We gathered our “equipment” (three sleeping bags and some snacks) and staked out our territory on the deck my father had built for our above-ground pool. As night came down, we watched the lights come on in the neighboring houses. Mom came out once to check on us. “Are you SURE you want to do this?” Maybe she was hoping we’d cave in; that we’d grow fearful of the encroaching dark and high-tail it inside so she could sleep in peace. We might have, had she sweetened the pot by dangling the promise of popcorn or hot chocolate. As it was, we stayed firm and she left us there.
Oh, the mystery, the other-worldliness of being out beneath the stars! We felt so brave, so daring, without the familiar walls of our bedrooms around us. This was what it meant to be of the world, not just in it. A calm and provincial form of adventure, I suppose, but it was enough for us at the time.
We lay on our backs, side by side, and watched the stars. Our voices rose and fell in a soft rhythm. I don’t remember what we talked about; whatever stuff interests a couple of teenagers and a wannabe. Then David said, “What’s that?” and pointed at the sky.

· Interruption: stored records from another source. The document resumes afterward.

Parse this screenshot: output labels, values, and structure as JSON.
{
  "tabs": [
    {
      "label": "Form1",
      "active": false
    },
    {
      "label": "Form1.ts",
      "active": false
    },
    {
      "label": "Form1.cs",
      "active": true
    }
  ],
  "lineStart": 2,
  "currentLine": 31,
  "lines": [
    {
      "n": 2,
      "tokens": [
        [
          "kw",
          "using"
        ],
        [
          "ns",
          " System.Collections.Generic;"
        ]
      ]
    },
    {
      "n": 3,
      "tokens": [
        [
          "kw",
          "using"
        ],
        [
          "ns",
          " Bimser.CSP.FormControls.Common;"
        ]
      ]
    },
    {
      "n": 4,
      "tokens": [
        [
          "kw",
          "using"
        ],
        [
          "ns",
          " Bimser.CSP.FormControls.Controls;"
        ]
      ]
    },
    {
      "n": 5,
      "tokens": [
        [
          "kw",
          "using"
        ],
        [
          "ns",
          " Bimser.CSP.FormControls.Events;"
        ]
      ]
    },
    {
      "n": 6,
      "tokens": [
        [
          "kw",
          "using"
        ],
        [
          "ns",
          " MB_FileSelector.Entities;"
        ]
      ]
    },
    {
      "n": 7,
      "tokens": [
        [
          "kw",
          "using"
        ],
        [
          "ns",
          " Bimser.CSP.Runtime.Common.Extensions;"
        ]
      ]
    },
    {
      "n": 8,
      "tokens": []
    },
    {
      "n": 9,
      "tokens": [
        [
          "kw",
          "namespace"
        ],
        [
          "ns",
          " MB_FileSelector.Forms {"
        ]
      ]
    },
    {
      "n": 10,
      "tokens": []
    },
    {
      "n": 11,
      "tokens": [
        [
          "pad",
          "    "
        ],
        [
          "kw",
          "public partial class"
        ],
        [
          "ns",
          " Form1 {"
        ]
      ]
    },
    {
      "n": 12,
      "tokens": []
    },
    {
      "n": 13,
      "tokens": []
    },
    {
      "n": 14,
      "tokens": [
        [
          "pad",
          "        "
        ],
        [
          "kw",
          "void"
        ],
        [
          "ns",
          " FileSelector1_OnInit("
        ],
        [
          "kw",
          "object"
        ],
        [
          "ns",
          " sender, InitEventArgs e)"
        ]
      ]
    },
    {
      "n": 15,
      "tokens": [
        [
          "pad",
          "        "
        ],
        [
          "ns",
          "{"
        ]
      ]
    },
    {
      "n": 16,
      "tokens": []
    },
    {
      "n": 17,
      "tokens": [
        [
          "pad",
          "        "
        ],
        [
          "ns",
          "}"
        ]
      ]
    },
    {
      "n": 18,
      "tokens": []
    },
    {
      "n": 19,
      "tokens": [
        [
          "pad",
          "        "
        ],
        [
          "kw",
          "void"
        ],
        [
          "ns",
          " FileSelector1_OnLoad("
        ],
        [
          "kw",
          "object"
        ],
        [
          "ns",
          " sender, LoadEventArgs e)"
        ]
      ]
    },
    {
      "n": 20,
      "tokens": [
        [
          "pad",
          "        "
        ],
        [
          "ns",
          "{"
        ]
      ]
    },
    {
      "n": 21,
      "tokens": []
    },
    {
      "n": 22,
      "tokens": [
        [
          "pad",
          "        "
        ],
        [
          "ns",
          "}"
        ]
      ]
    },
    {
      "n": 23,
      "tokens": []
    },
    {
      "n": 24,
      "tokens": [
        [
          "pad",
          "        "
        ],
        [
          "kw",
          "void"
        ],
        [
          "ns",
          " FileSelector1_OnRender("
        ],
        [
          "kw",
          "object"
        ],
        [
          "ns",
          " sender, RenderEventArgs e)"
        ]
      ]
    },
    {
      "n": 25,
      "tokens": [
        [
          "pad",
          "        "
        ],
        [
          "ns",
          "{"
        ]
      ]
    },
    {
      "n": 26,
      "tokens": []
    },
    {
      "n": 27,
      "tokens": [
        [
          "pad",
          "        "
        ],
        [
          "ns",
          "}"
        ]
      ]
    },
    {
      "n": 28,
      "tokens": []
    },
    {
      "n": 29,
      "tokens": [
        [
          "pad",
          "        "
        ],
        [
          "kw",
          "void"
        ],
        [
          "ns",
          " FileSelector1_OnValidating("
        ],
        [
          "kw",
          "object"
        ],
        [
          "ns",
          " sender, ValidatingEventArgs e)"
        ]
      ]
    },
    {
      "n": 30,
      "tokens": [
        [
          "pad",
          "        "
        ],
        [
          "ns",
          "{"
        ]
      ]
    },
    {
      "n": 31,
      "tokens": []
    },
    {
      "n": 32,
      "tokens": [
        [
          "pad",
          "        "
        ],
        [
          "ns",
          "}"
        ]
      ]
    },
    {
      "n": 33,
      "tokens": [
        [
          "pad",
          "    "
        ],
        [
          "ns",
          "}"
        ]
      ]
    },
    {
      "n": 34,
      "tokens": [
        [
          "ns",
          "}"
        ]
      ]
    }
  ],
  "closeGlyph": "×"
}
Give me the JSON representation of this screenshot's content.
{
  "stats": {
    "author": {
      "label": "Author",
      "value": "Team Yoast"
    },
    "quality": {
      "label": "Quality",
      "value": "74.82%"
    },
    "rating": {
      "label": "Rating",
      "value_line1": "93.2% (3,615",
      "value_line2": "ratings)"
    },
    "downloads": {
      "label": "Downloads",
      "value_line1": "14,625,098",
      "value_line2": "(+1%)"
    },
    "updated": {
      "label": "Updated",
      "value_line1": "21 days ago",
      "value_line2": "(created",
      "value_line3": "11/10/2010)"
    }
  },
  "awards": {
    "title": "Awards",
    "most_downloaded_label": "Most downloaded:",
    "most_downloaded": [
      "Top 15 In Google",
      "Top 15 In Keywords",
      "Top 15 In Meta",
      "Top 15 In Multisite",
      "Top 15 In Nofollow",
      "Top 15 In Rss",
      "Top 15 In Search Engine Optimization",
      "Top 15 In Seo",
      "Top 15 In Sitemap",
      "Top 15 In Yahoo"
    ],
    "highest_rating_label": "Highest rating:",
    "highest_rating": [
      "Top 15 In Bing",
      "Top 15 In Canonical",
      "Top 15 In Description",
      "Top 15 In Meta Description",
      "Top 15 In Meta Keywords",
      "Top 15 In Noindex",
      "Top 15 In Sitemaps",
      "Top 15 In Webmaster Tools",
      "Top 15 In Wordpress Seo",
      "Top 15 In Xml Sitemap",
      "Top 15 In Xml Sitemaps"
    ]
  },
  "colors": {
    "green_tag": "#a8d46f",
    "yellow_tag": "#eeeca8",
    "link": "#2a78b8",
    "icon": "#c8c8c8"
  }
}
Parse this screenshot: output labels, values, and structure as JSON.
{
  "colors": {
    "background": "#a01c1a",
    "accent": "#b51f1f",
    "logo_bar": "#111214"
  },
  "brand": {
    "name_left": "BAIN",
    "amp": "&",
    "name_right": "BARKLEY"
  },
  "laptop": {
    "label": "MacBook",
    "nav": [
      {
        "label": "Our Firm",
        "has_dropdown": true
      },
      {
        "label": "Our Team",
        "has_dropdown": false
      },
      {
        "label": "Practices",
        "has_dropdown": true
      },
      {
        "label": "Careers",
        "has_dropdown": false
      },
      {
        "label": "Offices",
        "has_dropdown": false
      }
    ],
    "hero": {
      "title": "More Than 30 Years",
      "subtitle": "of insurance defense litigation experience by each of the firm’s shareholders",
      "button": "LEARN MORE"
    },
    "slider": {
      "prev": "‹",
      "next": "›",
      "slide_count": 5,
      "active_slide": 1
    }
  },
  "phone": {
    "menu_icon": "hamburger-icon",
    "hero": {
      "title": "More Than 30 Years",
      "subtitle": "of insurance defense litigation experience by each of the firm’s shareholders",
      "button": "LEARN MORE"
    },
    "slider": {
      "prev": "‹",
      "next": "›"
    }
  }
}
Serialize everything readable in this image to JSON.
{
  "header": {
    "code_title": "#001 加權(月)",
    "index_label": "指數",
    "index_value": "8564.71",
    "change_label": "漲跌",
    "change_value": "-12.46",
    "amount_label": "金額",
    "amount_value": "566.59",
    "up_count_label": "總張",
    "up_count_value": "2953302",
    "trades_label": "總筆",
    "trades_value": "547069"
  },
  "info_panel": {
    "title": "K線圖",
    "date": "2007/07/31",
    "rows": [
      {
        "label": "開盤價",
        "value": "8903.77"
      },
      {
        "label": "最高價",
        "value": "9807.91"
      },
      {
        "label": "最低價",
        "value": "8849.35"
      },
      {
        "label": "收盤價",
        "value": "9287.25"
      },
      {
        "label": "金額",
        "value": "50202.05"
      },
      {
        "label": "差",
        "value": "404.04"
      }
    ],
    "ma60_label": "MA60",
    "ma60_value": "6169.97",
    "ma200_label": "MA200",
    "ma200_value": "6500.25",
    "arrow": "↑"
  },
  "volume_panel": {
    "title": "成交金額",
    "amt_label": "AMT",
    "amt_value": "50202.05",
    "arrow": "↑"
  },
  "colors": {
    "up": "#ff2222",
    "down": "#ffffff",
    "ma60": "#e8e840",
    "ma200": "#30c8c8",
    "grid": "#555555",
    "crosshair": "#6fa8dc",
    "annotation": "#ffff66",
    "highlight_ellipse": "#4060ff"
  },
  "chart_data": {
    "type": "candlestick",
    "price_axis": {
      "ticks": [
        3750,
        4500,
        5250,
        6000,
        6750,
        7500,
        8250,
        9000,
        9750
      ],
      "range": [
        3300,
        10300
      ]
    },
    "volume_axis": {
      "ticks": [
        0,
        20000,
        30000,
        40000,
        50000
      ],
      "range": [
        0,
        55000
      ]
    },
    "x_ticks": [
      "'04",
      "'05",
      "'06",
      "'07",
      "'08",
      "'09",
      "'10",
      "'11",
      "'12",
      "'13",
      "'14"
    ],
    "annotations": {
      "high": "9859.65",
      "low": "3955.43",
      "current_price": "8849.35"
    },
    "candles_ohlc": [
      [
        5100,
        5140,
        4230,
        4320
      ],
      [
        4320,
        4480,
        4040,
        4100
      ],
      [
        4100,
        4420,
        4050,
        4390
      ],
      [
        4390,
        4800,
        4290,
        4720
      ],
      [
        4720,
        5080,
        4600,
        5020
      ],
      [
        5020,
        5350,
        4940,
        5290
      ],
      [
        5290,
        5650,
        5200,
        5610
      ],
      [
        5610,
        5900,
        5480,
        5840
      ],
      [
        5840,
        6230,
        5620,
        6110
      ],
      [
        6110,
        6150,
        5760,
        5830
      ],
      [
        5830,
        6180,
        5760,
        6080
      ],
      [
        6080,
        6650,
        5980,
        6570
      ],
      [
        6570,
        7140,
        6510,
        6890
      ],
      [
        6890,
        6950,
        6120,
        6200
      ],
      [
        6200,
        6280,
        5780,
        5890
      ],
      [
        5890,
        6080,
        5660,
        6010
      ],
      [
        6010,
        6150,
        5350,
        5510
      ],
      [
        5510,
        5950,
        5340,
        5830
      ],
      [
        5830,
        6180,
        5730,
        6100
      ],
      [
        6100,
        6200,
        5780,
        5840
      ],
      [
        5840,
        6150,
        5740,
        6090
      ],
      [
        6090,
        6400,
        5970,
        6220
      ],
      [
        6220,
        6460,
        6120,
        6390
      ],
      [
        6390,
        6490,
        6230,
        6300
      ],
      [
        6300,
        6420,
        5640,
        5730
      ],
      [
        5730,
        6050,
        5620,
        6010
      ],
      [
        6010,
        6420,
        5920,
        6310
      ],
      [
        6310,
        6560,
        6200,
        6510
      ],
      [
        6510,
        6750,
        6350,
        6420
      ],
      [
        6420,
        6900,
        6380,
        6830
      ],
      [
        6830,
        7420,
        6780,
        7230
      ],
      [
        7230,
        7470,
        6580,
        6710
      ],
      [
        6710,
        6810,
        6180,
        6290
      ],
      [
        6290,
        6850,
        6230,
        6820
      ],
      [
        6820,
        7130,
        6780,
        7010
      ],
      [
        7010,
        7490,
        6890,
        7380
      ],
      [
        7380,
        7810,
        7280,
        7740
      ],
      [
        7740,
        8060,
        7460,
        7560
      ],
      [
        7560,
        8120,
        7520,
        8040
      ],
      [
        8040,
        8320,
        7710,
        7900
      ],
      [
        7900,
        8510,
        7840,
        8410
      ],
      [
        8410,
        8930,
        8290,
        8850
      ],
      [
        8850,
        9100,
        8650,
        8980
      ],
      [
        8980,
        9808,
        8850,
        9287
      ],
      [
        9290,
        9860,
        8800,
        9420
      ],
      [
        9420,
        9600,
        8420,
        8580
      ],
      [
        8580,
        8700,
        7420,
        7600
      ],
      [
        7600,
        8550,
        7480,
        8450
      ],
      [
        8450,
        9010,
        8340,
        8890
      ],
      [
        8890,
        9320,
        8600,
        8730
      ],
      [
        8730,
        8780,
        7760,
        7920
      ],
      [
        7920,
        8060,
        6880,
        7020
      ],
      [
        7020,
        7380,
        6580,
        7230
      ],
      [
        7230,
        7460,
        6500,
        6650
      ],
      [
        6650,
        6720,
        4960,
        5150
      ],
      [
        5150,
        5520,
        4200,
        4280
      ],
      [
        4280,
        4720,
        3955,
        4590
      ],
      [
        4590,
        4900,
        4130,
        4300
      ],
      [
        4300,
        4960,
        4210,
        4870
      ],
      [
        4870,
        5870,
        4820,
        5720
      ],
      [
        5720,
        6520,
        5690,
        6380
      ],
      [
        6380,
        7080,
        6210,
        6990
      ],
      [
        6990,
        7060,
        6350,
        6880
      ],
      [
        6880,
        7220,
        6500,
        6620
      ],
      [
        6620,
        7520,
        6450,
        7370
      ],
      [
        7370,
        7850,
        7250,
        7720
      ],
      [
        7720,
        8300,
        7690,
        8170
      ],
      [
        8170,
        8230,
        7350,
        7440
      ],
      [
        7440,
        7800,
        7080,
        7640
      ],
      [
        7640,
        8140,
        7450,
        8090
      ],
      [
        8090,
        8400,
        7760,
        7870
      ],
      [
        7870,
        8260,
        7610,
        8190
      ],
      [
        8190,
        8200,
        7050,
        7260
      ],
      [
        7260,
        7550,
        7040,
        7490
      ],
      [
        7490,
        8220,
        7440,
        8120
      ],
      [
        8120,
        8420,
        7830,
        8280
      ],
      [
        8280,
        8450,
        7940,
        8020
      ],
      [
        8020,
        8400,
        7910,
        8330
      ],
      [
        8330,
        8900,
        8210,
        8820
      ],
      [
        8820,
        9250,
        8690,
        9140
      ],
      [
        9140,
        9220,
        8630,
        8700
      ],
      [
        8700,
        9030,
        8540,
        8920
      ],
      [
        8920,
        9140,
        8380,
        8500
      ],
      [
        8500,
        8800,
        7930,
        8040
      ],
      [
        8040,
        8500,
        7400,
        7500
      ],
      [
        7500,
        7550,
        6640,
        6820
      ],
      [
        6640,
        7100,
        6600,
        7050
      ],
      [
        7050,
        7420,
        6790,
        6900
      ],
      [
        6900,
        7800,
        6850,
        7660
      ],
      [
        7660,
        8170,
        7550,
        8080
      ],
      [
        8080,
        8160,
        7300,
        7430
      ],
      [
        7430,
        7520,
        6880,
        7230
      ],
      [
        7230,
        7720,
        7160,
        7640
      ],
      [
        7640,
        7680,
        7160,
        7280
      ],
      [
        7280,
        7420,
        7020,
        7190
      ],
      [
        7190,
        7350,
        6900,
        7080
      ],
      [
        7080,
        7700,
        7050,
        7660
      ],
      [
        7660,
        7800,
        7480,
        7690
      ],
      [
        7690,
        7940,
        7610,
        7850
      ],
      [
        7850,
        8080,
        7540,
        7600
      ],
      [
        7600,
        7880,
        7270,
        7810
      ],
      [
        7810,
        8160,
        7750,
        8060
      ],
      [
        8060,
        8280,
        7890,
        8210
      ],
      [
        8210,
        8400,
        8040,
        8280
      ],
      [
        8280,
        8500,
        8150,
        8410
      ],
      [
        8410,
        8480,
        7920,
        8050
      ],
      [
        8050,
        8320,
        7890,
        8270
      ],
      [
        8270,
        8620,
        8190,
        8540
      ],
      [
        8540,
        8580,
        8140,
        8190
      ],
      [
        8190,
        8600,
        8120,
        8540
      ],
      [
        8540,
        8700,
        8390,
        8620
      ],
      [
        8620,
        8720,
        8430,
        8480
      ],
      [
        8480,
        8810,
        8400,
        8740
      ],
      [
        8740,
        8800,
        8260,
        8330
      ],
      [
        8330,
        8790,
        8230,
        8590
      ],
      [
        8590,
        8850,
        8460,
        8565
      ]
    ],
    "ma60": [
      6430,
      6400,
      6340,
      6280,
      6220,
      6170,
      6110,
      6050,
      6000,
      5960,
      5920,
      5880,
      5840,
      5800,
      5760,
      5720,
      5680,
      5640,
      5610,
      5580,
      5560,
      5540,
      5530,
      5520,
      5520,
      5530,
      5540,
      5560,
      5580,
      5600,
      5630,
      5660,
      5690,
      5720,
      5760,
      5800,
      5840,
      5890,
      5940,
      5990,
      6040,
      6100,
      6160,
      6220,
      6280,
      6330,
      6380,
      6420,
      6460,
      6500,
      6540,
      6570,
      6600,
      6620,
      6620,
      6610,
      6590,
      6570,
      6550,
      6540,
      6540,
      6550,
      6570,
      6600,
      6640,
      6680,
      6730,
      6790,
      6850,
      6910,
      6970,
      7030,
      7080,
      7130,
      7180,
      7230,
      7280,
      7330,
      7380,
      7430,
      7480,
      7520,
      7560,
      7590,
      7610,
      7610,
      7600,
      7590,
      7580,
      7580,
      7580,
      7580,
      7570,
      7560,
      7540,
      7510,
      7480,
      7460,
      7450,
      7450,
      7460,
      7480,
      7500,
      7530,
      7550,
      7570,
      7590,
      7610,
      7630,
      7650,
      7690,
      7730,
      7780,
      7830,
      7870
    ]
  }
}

Something had emerged from the horizon.
It was far away, round as the eraser end of a pencil, and bright as daylight. It moved across the star field in a steady arc from north to south, climbing the arch of the sky as our eyes tracked its progress. Rapt, I felt first Michelle’s and then David’s hands curl inside mine. Tethered one to the other, we watched the apparition reach its zenith and then (apparently) descend todisappear beyond the distant run of trees and the bright lights of the car auction across the way.
“Was that a flying saucer?” Michelle whispered. She sounded a little frightened.
“Satellite,” David said without conviction. So did he.
“Do you want to go inside?” I asked. I wasn’t about to admit that the idea held a certain charm. If they wanted to, I’d be big-hearted and do it for them, but admit to my own fear? Never.
David shook his head. “Let’s wait and see if it comes around again.”
So we lay there and waited…and it did. And we talked about it, wondered whose it was and where it was headed, what it’s purpose might be. Sometime during all that speculation, we fell asleep and woke to the rising sun cutting a swath across the sky, obliterating the stars and our visitor’s celestial trail. But we knew where it was. We could track it in our hearts.